Due to hurricanes that have affected our community, generators have become a common household item. However, along with the spike in generator sales, there has been a spike in generator-related emergencies such as Carbon Monoxide poisoning, structure fires from generator explosions, burns and other injuries. Most of these emergencies were preventable.
When operating a generator, remember:
- Store fuel in an approved container, holding 5 gallons or less, in a cool, dry, ventilated and secure area, away from appliances. Keep it out of the reach of children.
- All gas-powered engines emit Carbon Monoxide (CO), a colorless, odorless gas that can build up to fatally toxic levels. Generators must only be operated outside of inhabited structures in a well-ventilated area away from windows, doors, vents or other openings.
- If you're going to spend hundreds or even thousands of dollars on a generator, pay an extra $20 to $30 for a CO detector.
- Ground your generator according to the instructions provided by the manufacturer.
- Never operate a generator on the balcony of a multi-unit structure. The boundaries of most balconies force you to place the generator too close to your own living areas, as well as those of your neighbors.
- Never attempt to refuel a generator while it's running or while it's still hot. Turn it off and allow it to cool before adding fuel. Take extreme care not to spill fuel onto the generator or the surrounding area.
- Read your generator's manual very carefully. Follow all directions and pay close attention to the electrical load rating. Never overload the generator.
- Never attempt to connect a portable generator to the main electrical panel in your home. Not only is this very dangerous for occupants, it is also fatally dangerous for electrical workers who are trying to restore power.
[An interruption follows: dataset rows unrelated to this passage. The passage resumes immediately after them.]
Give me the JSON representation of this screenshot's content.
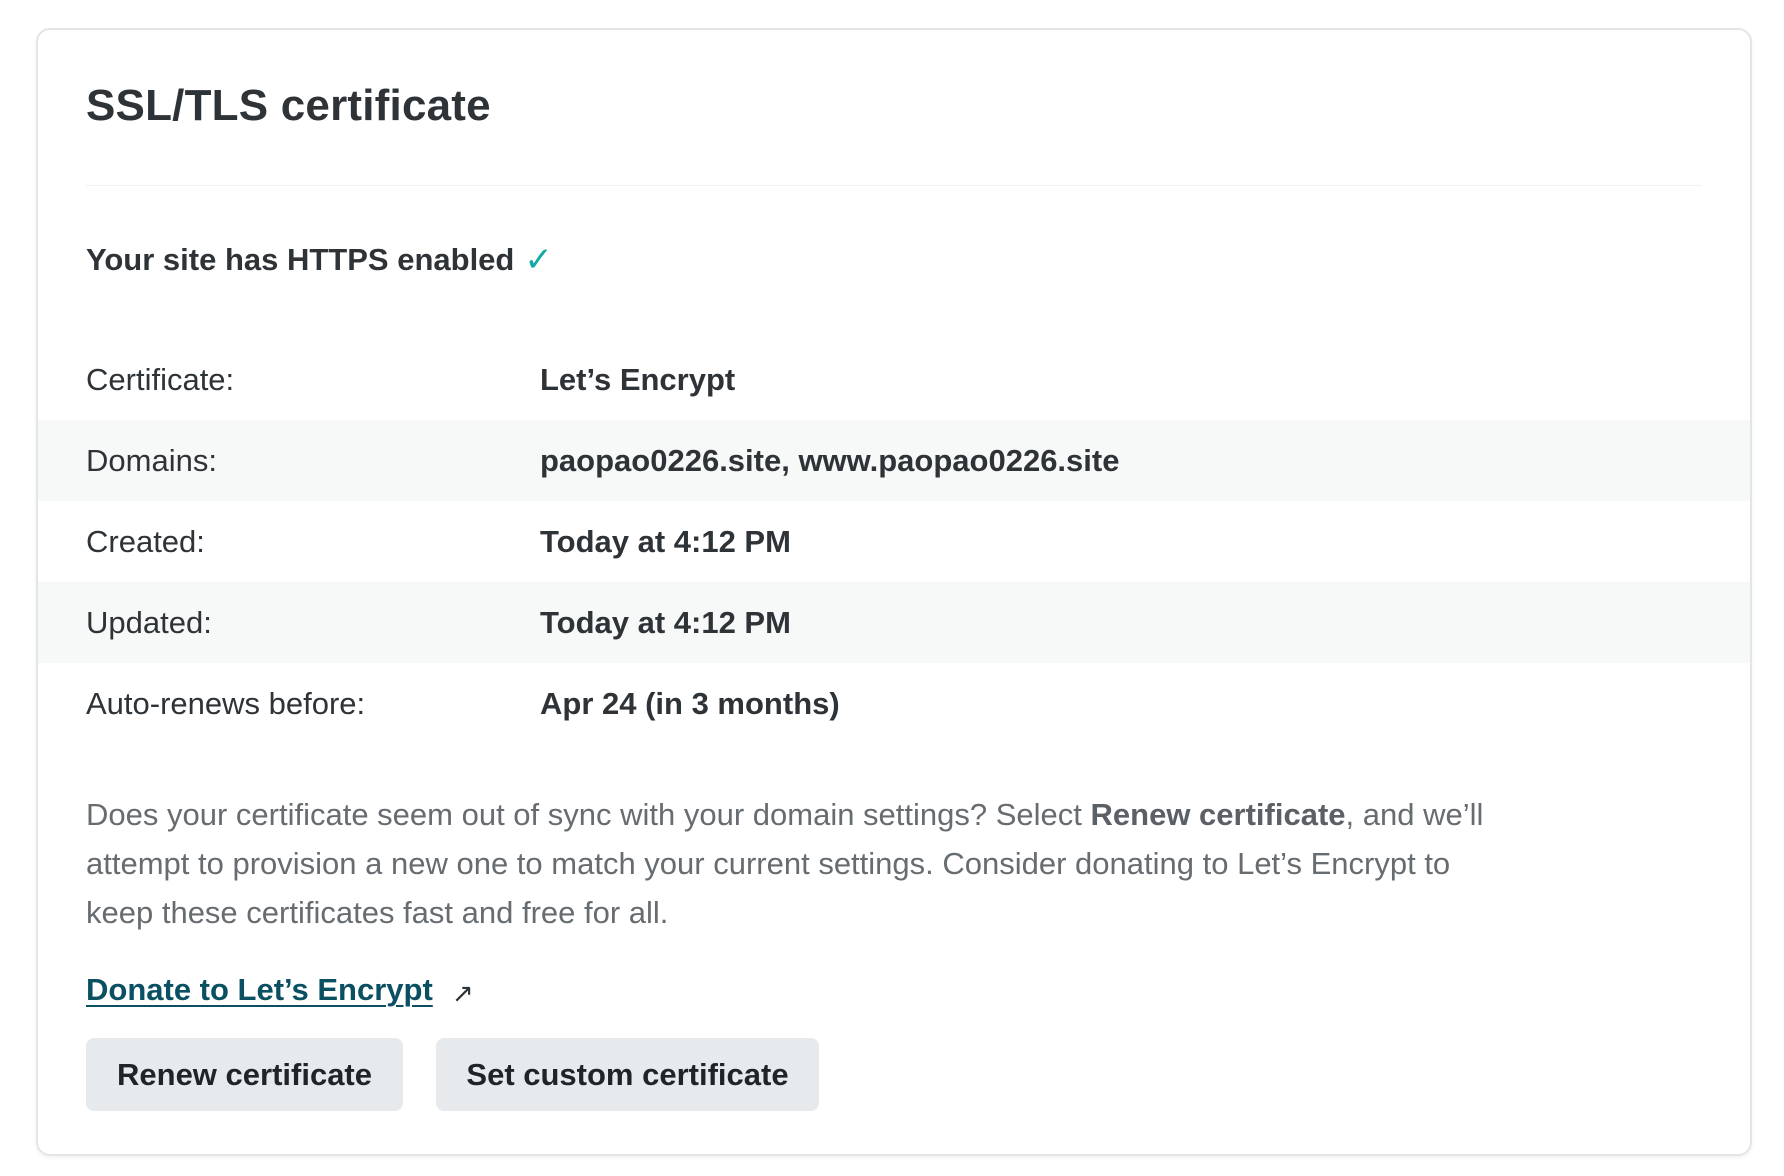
{
  "card": {
    "title": "SSL/TLS certificate",
    "https_status": "Your site has HTTPS enabled",
    "check_glyph": "✓",
    "details": [
      {
        "label": "Certificate:",
        "value": "Let’s Encrypt"
      },
      {
        "label": "Domains:",
        "value": "paopao0226.site, www.paopao0226.site"
      },
      {
        "label": "Created:",
        "value": "Today at 4:12 PM"
      },
      {
        "label": "Updated:",
        "value": "Today at 4:12 PM"
      },
      {
        "label": "Auto-renews before:",
        "value": "Apr 24 (in 3 months)"
      }
    ],
    "description": {
      "part1": "Does your certificate seem out of sync with your domain settings? Select ",
      "bold": "Renew certificate",
      "part2": ", and we’ll attempt to provision a new one to match your current settings. Consider donating to Let’s Encrypt to keep these certificates fast and free for all."
    },
    "donate_link": "Donate to Let’s Encrypt",
    "external_glyph": "↗",
    "buttons": {
      "renew": "Renew certificate",
      "custom": "Set custom certificate"
    }
  },
  "colors": {
    "accent_check": "#15a9a4",
    "link": "#0b4f63",
    "button_bg": "#e7eaec"
  },
  "icons": [
    "check-icon",
    "external-link-icon"
  ]
}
- Carbon monoxide fumes emitted from the generator are toxic and can be lethal.
- Do not burn charcoal or gas grills inside a house, garage, vehicle, tent or fireplace.
- Install battery-operated carbon monoxide alarms or plug-in carbon monoxide alarms with battery back-up in your home, according to the manufacturer's installation instructions.
- Test your alarms frequently and replace dead batteries.
- Remember that you cannot see or smell carbon monoxide, and portable generators can produce high levels of carbon monoxide very quickly.
- If you start to feel sick, dizzy or weak while using a generator, get to fresh air right away.
- If you have a poisoning emergency, Poison Control Center at 1-800-222-1222. If the victim has collapsed or is not breathing, call 911 immediately.
If you're done with your generator, here are some tips for safe storage:
- Store the generator in a dry, well-ventilated area with the fuel tank empty.
- Give it a good cleaning before storing. Remove traces of oil, dirt and other foreign matter.
- Do not store near fuel supplies.
- Do not store near appliances such as water heaters or pumps, especially if they are gas-powered.
- When you pull your generator out after any storage period, remember to inspect it carefully for broken or missing parts.
- Don't store your generator too far out of reach.
- Wear a hard hat and goggles to protect yourself against flying splinters and chips. You should also wear hearing protectors.
- Do not wear slippery shoes or baggy clothing that could catch in the brush and cause you to fall.
- Always watch your footing while working.
- Stop the engine and do not smoke when refueling your chainsaw.
- Do not spill gas on a hot engine.
- Use a filtering funnel or a gas can with a flexible hose to fill the fuel tank.
- Shut off the chainsaw when carrying it from one tree to the next if working conditions are hazardous (heavy brush, slippery ground surface or steep slopes).
- Carry the chainsaw with the guide bar pointing to the rear, or point the bar to the front if you are going downhill.
- Even if you do not need an assistant, someone should be with you in case of an accident.
- Have a first-aid kit nearby.
- If someone is cut, cover the wound with a clean cloth and press hard to stop the flow of blood. Get the injured person to a doctor or hospital immediately.
Hurricane season, especially the peak of hurricane season, occurs during the hottest months of the year. Because of that, you should take special care to remain as cool as possible if loss of power leaves you without an air conditioner.
- Drink plenty of cool fluids throughout the day, but avoid those that contain caffeine, alcohol or a high sugar content, since they actually contribute to dehydration and make a heat-related illness worse.
- Stay in a cool, well-ventilated area and limit your outdoor activities.
- Don't forget your animals, and provide them plenty of fresh water.
- If you must exercise, drink two to four glasses of cool, non-alcoholic fluids each hour. A sports drink can replace the salt and minerals you lose in sweat.
- Wear lightweight, light-colored, loose-fitting clothing.
- Never leave anyone in a closed, parked vehicle, even with the engine running.
- Check frequently on the elderly, young children and others at higher risk for heat-related illnesses.
Call 911 immediately if you or anyone in your home feels the following:
- Muscle cramps
- Extreme thirst
- Fainting or unconsciousness
- Rapid, strong pulse
- Rapid shallow breathing
- Extremely high body temperature (above 103 degrees Fahrenheit)